Given data
-*-*-
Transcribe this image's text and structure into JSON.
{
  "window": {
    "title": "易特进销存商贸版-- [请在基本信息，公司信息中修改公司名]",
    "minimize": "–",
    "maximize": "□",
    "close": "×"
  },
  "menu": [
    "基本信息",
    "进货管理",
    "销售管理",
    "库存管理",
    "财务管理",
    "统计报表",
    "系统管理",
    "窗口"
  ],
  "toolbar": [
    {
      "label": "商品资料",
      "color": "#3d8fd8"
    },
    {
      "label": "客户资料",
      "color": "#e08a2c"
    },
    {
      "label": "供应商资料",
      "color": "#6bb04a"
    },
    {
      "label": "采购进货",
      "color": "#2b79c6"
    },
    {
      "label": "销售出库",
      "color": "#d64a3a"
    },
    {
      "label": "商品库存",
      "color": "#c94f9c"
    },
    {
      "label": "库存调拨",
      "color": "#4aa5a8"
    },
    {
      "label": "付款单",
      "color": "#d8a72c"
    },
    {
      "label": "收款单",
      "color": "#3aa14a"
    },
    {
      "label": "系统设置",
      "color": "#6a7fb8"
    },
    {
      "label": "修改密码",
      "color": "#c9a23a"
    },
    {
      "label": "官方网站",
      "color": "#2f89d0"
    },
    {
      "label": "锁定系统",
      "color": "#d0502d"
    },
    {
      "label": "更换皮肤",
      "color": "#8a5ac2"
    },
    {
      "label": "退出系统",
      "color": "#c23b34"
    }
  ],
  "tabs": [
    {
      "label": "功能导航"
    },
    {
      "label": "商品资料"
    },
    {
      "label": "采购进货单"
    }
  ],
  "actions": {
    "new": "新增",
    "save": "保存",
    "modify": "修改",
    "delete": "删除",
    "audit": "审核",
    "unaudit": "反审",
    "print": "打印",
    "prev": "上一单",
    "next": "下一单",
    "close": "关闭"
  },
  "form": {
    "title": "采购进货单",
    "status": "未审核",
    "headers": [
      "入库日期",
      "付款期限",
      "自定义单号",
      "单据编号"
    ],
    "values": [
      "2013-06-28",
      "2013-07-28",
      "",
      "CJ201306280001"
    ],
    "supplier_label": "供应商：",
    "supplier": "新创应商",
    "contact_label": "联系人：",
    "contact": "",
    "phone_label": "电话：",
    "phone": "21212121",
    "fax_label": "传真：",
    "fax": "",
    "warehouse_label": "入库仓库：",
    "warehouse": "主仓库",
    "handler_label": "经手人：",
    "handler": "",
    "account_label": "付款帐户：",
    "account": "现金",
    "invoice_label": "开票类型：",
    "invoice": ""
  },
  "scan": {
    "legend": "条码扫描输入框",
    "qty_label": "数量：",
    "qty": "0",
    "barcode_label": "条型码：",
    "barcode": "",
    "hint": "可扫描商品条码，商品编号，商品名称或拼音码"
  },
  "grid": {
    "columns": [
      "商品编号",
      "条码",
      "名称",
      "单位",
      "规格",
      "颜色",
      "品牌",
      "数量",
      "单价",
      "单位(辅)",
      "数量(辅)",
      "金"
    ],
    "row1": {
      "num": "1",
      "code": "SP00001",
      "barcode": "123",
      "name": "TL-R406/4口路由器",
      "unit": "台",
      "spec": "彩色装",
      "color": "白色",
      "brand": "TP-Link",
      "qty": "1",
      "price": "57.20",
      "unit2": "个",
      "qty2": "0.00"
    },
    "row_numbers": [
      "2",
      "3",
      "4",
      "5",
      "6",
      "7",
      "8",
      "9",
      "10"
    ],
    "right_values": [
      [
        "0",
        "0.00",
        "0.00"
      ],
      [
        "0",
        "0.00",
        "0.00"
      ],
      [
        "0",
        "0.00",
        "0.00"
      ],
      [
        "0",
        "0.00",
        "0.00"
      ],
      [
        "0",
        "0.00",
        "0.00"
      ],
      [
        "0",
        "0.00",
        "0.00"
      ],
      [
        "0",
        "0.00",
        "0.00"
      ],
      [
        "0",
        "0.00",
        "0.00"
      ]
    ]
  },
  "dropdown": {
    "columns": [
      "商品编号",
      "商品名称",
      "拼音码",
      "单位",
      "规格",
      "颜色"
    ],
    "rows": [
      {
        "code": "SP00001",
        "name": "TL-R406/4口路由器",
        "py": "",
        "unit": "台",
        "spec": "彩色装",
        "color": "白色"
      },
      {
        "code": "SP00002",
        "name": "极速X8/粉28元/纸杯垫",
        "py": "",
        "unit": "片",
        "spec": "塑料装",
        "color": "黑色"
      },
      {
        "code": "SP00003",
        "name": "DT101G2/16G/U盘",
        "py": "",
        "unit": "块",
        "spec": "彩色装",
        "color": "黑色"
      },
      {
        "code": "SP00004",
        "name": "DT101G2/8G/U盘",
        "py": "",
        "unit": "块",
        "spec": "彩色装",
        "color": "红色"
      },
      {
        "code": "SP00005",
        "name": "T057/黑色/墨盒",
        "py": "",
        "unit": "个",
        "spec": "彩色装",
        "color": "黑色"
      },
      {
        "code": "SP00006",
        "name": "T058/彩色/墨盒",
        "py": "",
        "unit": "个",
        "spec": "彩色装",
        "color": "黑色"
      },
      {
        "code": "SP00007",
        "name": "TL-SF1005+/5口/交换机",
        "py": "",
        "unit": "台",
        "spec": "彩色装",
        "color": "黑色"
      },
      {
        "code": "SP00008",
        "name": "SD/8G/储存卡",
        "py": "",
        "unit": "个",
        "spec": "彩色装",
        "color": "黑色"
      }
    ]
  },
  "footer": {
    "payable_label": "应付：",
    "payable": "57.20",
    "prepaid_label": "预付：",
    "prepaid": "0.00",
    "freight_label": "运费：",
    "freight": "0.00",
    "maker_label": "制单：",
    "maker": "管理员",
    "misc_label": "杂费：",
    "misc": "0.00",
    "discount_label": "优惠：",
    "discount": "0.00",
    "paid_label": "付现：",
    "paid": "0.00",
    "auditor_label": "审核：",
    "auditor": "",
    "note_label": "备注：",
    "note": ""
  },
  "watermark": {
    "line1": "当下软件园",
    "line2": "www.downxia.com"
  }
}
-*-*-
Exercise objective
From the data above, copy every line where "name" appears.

Solution for this exercise
      "name": "TL-R406/4口路由器",
        "name": "TL-R406/4口路由器",
        "name": "极速X8/粉28元/纸杯垫",
        "name": "DT101G2/16G/U盘",
        "name": "DT101G2/8G/U盘",
        "name": "T057/黑色/墨盒",
        "name": "T058/彩色/墨盒",
        "name": "TL-SF1005+/5口/交换机",
        "name": "SD/8G/储存卡",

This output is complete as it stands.